2:00 pm - 4:00 pm
Lakatos (LAK) 2.06
Elizabeth Baldwin (LSE Grantham Institute)
Climate Policy with Incomplete Knowledge
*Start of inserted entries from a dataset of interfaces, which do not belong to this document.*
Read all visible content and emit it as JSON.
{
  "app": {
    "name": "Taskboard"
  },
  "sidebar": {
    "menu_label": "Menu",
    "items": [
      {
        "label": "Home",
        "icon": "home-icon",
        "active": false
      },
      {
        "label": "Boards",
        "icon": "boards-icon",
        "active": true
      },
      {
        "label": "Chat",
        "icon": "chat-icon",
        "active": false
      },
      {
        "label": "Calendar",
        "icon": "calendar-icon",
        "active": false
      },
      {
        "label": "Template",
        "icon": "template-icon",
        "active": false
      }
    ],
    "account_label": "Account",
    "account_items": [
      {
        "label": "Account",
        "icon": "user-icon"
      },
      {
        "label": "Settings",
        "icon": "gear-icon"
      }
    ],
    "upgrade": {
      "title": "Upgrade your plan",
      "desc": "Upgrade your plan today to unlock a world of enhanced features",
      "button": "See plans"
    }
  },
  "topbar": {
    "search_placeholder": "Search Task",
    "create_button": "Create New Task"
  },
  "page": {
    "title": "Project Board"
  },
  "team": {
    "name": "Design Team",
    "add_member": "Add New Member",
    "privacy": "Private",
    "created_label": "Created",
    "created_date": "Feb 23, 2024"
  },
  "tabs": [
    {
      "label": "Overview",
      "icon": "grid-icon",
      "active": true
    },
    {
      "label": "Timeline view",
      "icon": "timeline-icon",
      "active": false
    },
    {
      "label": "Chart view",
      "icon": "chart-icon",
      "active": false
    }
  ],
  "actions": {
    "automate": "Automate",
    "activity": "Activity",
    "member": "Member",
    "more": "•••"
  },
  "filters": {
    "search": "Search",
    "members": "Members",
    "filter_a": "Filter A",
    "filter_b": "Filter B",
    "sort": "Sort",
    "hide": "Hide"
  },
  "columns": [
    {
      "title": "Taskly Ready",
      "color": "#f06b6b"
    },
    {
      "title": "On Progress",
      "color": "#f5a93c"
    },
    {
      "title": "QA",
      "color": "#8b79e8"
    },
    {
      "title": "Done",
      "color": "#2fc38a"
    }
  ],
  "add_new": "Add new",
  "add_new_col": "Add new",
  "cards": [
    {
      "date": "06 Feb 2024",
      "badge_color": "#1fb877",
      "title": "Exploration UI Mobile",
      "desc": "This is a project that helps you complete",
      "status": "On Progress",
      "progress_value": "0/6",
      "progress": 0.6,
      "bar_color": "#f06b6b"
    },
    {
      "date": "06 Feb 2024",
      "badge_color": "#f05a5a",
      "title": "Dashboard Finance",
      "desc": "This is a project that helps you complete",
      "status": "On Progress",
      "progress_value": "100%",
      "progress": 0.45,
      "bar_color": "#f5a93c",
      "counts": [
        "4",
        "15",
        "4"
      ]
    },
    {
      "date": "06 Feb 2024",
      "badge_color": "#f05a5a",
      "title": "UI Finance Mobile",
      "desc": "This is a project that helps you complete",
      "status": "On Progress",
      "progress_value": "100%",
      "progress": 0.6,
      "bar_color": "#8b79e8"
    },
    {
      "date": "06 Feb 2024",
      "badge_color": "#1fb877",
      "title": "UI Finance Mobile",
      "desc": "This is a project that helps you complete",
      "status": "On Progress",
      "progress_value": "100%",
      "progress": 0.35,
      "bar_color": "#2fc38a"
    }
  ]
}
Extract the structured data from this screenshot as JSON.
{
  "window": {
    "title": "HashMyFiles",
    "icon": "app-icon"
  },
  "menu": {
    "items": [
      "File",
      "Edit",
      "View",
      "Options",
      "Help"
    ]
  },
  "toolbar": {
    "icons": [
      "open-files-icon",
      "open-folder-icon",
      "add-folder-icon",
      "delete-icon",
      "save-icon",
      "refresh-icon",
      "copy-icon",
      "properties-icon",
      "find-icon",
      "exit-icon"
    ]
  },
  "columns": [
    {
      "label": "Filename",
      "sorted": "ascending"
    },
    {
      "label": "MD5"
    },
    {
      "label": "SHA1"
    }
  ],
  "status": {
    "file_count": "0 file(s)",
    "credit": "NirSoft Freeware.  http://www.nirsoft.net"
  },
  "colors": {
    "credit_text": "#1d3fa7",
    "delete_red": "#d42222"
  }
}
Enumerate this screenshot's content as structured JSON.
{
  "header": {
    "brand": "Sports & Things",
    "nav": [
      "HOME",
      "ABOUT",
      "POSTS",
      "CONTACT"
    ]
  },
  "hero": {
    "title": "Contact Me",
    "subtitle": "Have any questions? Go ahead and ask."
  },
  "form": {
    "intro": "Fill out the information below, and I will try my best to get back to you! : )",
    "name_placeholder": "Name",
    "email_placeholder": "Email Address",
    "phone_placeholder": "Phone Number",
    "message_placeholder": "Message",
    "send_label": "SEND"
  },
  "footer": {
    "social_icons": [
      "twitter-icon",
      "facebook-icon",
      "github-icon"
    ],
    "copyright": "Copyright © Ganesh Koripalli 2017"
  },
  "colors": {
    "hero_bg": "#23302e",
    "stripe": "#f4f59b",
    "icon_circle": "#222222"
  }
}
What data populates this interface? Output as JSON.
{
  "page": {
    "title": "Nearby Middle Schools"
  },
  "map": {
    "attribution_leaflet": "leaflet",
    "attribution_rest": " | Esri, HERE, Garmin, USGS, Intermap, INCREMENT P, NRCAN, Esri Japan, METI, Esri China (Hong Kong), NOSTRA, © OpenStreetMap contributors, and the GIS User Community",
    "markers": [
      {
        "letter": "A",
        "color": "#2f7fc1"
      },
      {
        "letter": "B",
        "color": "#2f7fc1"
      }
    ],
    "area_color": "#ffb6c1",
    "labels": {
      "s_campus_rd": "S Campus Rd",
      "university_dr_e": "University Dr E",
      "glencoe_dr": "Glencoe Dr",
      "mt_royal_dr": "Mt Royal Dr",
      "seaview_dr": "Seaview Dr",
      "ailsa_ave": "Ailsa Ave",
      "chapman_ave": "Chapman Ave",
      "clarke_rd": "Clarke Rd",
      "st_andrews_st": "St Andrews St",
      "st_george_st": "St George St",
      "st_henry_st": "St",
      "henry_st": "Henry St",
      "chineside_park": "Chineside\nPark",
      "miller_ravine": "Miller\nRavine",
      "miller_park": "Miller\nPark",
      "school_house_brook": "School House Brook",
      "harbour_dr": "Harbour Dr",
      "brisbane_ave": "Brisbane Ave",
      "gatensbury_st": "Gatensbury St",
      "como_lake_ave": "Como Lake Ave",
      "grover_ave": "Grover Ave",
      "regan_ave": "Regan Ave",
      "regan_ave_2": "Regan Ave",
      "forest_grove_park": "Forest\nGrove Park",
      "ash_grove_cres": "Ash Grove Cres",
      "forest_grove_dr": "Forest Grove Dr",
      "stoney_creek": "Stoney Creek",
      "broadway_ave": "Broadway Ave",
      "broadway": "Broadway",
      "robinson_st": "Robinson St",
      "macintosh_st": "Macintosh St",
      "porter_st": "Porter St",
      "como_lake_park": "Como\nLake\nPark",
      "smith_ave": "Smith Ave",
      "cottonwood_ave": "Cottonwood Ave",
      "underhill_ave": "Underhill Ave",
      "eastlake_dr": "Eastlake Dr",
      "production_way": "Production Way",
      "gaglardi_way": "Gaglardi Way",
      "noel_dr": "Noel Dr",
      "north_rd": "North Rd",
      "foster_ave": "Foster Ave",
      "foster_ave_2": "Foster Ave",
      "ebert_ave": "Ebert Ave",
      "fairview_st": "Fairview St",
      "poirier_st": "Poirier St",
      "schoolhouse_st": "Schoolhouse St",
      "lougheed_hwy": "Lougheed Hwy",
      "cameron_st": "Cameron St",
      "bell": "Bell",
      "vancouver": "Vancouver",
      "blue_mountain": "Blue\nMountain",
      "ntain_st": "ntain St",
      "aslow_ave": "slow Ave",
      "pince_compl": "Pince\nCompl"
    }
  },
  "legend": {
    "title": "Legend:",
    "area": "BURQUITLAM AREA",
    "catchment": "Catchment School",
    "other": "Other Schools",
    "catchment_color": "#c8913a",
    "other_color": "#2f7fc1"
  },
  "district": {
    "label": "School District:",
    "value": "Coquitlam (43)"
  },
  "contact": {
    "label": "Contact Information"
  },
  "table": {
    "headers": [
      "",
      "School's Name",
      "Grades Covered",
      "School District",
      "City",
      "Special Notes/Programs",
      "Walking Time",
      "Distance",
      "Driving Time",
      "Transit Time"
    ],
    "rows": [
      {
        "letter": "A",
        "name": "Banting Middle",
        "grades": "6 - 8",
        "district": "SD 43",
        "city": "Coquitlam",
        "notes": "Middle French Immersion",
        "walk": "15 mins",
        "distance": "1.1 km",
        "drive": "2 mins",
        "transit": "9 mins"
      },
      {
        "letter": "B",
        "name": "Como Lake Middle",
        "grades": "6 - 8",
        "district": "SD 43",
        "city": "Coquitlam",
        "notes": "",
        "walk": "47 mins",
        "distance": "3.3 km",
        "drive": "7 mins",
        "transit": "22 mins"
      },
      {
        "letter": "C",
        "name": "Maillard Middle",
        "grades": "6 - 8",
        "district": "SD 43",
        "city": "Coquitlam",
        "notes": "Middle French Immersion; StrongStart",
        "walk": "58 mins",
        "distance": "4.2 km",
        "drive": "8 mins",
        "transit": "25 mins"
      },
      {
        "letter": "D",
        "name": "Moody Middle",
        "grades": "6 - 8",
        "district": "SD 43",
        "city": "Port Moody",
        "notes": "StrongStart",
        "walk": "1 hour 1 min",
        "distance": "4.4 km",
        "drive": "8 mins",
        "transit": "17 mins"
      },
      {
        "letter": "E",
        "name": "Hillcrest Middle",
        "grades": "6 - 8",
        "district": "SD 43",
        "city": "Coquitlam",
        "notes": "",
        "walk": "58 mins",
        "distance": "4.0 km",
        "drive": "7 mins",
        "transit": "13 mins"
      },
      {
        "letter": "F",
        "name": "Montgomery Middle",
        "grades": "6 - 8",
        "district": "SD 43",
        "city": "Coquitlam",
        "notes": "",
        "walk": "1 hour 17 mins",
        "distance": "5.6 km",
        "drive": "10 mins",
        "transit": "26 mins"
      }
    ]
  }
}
ABSTRACT. The economic effects of climate change, and the costs of any policy response, are very uncertain. Models ought to reflect this. The `minimal’ theory for decision-making under Knightian uncertainty is is a model of incomplete beliefs and tastes. I define a `dismal’ situation in which different assumptions, all plausible, give rise to large estimated costs which differ dramatically. I claim this is the correct way to think about climate change. I then discuss the implications for climate policy, in particular re-assessing the question of `prices versus quantities’ Weitzman (1974) in the context of incomplete preferences. This analysis provides new `wrong target’ effects, which supplement the original result. The `dismal theorem’ of Weitzman (2009) provides an example of my `dismal’ situation, but as my broader framing shows, it may have led to too narrow a focus on `very unlikely, very catastrophic’ events.